*Task prompt:* Copy out, from the data below, each line in which the word "result" occurs.
========================================
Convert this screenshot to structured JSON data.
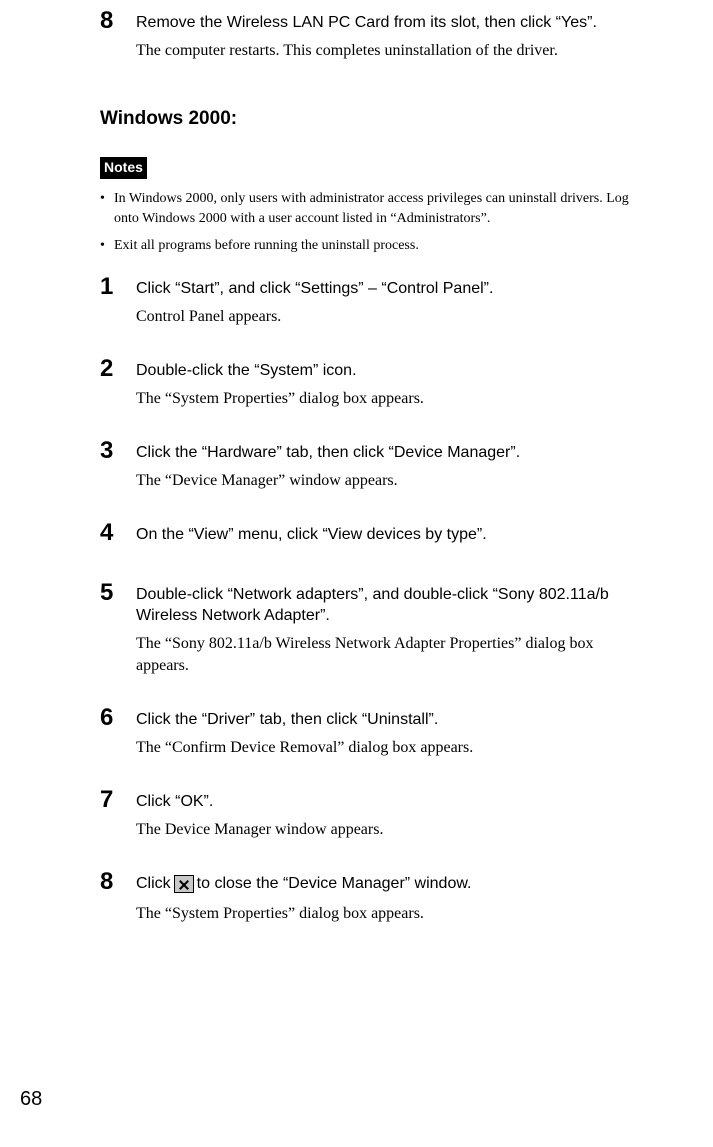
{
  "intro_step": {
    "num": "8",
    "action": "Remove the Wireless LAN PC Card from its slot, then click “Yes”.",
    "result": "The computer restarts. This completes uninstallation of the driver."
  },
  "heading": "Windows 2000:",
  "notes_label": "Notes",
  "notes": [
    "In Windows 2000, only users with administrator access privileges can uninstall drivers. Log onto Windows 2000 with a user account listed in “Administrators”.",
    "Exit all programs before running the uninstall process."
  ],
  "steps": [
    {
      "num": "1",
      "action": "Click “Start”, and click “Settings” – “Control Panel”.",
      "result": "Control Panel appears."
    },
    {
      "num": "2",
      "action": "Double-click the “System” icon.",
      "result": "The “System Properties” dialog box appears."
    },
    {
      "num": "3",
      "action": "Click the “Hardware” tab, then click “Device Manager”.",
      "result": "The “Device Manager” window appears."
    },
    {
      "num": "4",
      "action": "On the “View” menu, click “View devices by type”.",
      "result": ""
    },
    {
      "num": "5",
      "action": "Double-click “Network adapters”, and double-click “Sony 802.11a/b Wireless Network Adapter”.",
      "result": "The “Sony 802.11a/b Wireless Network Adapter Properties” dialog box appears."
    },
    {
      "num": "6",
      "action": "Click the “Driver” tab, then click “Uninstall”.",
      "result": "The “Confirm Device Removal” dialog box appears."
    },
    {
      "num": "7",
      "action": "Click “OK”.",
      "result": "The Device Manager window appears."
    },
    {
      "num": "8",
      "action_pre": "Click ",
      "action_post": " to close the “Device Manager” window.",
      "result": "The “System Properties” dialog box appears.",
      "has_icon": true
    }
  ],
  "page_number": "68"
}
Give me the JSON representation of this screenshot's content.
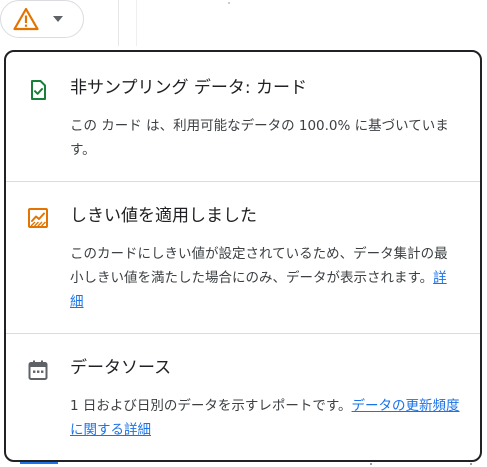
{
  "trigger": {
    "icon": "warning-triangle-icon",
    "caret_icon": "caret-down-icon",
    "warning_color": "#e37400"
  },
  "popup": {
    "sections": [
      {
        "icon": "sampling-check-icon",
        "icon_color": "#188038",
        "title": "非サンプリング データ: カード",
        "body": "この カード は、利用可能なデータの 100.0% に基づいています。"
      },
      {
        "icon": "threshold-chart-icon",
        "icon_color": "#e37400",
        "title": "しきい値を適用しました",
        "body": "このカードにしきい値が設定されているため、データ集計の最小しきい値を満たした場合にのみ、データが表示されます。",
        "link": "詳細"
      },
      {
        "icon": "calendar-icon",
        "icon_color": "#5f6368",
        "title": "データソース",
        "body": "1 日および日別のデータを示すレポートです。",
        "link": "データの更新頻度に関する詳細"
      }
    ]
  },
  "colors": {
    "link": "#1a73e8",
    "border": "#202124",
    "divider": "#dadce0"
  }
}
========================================
*Your solution:*
    "result": "The computer restarts. This completes uninstallation of the driver."
      "result": "Control Panel appears."
      "result": "The “System Properties” dialog box appears."
      "result": "The “Device Manager” window appears."
      "result": ""
      "result": "The “Sony 802.11a/b Wireless Network Adapter Properties” dialog box appears."
      "result": "The “Confirm Device Removal” dialog box appears."
      "result": "The Device Manager window appears."
      "result": "The “System Properties” dialog box appears.",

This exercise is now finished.